## WORKING DATA

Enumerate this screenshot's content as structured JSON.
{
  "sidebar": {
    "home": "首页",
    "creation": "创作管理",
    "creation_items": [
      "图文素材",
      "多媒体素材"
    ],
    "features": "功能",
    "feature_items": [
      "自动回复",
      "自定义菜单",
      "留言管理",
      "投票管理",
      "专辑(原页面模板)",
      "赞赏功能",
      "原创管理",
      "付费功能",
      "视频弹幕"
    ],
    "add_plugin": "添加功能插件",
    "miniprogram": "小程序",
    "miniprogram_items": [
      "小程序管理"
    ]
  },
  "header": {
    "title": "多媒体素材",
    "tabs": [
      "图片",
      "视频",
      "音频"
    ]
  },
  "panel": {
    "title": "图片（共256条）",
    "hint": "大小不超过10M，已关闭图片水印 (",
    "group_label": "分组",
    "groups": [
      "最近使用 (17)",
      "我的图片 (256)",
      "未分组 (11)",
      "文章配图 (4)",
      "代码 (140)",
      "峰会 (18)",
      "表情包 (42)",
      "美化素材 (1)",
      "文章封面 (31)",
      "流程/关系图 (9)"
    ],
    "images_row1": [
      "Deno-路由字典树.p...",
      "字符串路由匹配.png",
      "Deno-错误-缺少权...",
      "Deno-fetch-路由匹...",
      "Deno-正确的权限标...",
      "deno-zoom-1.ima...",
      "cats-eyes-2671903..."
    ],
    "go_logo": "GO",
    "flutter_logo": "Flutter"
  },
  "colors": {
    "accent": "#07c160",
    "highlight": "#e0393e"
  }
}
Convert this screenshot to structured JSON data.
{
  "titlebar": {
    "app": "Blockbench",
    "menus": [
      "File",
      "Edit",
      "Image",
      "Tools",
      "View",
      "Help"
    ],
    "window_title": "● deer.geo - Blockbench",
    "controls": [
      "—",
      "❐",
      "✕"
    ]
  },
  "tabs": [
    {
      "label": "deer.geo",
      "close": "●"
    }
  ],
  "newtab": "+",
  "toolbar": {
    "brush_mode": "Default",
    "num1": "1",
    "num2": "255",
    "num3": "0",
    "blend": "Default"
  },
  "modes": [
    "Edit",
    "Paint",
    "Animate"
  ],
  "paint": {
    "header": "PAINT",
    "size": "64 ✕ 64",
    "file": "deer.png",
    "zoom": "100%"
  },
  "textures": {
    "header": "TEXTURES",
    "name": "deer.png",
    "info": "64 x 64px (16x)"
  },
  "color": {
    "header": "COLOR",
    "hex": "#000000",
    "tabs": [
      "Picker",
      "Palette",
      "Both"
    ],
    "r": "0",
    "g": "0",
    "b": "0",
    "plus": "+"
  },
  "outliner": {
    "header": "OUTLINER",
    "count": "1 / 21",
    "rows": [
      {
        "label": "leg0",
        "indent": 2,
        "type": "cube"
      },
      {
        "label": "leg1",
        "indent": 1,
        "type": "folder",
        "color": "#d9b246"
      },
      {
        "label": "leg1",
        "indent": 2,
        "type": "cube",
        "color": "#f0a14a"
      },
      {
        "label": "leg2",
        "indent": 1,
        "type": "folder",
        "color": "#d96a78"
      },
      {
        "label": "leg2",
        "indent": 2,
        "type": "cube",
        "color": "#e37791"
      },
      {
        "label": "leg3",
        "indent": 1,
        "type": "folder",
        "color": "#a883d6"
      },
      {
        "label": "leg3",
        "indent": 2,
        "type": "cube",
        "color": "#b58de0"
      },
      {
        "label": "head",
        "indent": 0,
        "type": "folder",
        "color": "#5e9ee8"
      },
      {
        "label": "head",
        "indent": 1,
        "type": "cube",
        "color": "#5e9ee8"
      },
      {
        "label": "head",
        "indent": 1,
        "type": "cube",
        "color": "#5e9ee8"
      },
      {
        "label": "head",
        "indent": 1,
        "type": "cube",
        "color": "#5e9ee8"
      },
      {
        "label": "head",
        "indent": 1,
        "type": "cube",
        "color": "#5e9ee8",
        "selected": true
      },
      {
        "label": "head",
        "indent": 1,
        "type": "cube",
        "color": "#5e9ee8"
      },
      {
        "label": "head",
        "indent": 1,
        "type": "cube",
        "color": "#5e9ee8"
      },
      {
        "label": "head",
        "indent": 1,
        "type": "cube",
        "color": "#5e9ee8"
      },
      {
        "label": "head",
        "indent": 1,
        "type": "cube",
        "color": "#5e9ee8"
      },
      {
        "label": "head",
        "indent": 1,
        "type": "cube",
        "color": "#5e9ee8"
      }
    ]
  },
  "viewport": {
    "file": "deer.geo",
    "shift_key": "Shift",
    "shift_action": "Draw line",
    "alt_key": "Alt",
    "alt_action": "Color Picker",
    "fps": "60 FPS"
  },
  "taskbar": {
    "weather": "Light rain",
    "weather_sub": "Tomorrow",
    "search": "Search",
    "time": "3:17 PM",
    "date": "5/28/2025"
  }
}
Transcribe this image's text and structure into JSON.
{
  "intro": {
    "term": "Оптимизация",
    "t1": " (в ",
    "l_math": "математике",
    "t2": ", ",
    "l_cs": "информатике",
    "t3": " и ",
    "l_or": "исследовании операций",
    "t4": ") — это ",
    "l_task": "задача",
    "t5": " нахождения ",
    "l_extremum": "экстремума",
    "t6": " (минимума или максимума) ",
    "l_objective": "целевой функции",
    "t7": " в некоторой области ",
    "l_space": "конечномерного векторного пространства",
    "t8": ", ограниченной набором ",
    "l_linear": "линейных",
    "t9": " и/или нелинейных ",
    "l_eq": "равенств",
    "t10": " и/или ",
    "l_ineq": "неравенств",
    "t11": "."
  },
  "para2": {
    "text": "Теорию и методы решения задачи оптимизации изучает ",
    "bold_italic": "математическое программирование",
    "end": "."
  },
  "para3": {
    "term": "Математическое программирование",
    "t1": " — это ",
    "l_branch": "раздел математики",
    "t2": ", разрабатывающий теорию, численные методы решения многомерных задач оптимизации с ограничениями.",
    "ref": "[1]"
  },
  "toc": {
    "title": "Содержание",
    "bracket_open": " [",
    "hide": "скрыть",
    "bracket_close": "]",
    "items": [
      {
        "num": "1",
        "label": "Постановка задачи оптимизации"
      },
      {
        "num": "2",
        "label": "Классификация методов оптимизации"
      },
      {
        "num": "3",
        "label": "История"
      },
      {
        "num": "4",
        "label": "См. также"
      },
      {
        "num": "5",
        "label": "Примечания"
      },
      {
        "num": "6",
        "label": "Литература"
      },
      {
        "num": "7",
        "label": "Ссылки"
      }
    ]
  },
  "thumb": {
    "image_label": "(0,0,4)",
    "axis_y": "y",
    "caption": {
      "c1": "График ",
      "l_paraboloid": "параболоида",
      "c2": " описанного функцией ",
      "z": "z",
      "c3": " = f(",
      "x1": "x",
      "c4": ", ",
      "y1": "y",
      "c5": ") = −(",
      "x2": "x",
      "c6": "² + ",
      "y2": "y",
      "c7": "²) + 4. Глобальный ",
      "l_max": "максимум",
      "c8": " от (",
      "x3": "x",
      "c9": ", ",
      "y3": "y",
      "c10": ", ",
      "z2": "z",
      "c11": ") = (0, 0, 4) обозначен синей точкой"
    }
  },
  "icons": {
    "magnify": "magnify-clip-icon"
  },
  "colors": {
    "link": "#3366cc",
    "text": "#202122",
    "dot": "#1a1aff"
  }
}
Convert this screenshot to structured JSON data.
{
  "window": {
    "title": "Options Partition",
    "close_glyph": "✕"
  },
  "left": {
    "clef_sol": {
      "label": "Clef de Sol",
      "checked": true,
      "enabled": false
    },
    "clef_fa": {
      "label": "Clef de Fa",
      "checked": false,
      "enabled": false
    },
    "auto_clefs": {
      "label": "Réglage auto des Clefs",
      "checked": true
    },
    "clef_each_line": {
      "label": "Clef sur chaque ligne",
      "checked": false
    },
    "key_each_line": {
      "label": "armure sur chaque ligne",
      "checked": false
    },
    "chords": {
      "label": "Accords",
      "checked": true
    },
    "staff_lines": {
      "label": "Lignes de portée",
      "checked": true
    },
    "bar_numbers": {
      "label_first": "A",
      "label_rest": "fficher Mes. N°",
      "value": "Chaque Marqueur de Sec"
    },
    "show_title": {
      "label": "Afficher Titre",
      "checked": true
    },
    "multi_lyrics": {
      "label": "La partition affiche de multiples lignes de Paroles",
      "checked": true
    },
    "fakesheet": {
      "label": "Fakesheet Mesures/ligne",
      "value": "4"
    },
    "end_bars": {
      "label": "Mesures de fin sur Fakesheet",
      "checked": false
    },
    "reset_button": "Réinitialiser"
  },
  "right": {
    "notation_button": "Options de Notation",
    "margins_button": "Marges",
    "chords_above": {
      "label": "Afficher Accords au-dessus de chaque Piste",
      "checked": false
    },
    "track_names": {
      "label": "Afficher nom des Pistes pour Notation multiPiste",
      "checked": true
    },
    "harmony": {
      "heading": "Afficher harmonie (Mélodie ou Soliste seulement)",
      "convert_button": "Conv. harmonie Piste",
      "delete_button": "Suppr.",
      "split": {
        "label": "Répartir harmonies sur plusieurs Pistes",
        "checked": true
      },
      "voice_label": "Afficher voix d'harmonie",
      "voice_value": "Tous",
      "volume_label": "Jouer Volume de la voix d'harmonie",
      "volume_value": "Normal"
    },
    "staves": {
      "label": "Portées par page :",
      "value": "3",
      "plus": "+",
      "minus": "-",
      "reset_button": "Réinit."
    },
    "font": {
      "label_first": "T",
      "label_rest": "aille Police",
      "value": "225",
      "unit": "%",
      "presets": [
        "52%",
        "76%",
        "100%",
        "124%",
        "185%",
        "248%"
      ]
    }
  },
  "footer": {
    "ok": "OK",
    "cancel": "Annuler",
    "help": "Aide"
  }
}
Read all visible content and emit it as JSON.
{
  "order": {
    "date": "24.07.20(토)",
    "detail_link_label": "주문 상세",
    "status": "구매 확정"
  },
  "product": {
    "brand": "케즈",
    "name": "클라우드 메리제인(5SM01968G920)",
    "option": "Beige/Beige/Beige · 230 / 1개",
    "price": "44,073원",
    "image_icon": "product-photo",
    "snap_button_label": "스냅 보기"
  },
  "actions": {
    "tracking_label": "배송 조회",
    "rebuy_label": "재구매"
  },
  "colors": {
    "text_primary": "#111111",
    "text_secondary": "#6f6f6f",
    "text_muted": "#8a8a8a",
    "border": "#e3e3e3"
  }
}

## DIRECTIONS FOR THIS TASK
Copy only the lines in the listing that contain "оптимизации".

## SOLUTION FOR THIS PROBLEM
    "text": "Теорию и методы решения задачи оптимизации изучает ",
    "t2": ", разрабатывающий теорию, численные методы решения многомерных задач оптимизации с ограничениями.",
        "label": "Постановка задачи оптимизации"
        "label": "Классификация методов оптимизации"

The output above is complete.